We had this cheesecake in Florence. Very Indian-ish because it was quite sweet. Looks good though.

       Macarons are not very common in Italy which is a surprise. I had the best macaron of my life in a cafe at Coin department store in Rome. It was a strawberry shell with marshmallows filling. Don’t buy the packaged ones in a supermarket because they are quite hard. The macarons are so much better than the ones I have had in India. The outer covering is so much harder in India. Must try.

This is a coconut macaron in a bakery at Venice. I didn’t imagine any other country except India could make such good use of coconut in their food.   
 Other cuisines

Every time we came across anything apart from Italian we were very, very happy. We had 3 such meals

  • Chicken Hut – This outlet is spread across Rome and Naples and run by Bangladeshis. It serves burgers, shawarma, chicken biryani and even chicken/mutton/beef gravy with rice. We tried the tandoori burger, another dish which had chicken pieces, cheese, pizza base like thing, greens and sauces. Not bad. On the eve of my b’day, when it was midnight in India, I satisfied my rice craving with some chicken gravy and rice for 6 Euros.

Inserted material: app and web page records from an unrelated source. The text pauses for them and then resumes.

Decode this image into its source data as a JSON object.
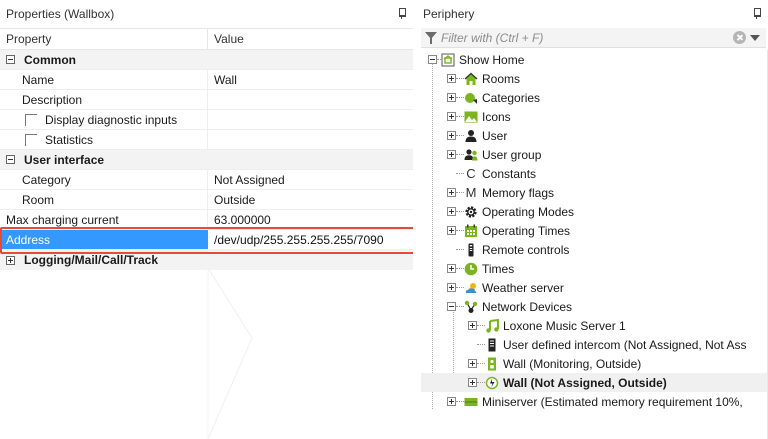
{
  "properties": {
    "title": "Properties (Wallbox)",
    "header": {
      "property": "Property",
      "value": "Value"
    },
    "categories": {
      "common": "Common",
      "user_interface": "User interface",
      "logging": "Logging/Mail/Call/Track"
    },
    "rows": {
      "name": {
        "label": "Name",
        "value": "Wall"
      },
      "description": {
        "label": "Description",
        "value": ""
      },
      "display_diag": {
        "label": "Display diagnostic inputs"
      },
      "statistics": {
        "label": "Statistics"
      },
      "category": {
        "label": "Category",
        "value": "Not Assigned"
      },
      "room": {
        "label": "Room",
        "value": "Outside"
      },
      "max_charging": {
        "label": "Max charging current",
        "value": "63.000000"
      },
      "address": {
        "label": "Address",
        "value": "/dev/udp/255.255.255.255/7090"
      }
    }
  },
  "periphery": {
    "title": "Periphery",
    "filter_placeholder": "Filter with (Ctrl + F)",
    "tree": {
      "root": "Show Home",
      "rooms": "Rooms",
      "categories": "Categories",
      "icons": "Icons",
      "user": "User",
      "user_group": "User group",
      "constants": "Constants",
      "memory_flags": "Memory flags",
      "operating_modes": "Operating Modes",
      "operating_times": "Operating Times",
      "remote_controls": "Remote controls",
      "times": "Times",
      "weather_server": "Weather server",
      "network_devices": "Network Devices",
      "music_server": "Loxone Music Server 1",
      "intercom": "User defined intercom (Not Assigned, Not Ass",
      "wall_monitoring": "Wall (Monitoring, Outside)",
      "wall_selected": "Wall (Not Assigned, Outside)",
      "miniserver": "Miniserver (Estimated memory requirement 10%,"
    }
  },
  "colors": {
    "selection": "#3399ff",
    "highlight_border": "#e84a3a",
    "green_icon": "#7ab51d"
  }
}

Not very cheap.


  • Chinese restaurants – We had Chinese at Wok at Rome central station and last night in Venice. Yummy food. The meal in Venice cost us 25 Euros which is quite pricey specially since the quantities were minuscule.

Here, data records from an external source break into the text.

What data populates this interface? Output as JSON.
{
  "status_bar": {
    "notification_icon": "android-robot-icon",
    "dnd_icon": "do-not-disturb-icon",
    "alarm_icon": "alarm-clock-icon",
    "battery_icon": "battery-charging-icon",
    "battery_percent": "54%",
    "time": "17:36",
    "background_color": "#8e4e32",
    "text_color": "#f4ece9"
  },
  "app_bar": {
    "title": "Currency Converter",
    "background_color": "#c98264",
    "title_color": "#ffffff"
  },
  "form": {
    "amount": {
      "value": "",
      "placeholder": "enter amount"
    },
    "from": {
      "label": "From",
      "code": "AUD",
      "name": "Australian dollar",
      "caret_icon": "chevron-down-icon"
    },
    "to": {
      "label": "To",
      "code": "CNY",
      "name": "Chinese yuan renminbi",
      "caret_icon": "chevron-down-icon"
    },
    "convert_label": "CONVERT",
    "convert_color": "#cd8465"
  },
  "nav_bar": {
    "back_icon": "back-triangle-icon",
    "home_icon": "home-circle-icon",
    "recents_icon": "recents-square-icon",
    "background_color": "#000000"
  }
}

If you are a coffe person please do buy a French press and the Nespresso coffee. Pretty impressive. Nespresso has a counter in the Coin department store. The coffee is sold in a store which sells makeup.

  • Hot Chocolate

After looking for it everywhere I managed to have it in Venice. Hot chocolate is not sold in summers.

Upcoming posts

  • Thoughts about Italy
  • How to plan a trip to Italy and the cost

2 thoughts on “Italy and the food

Leave a Reply

Your email address will not be published.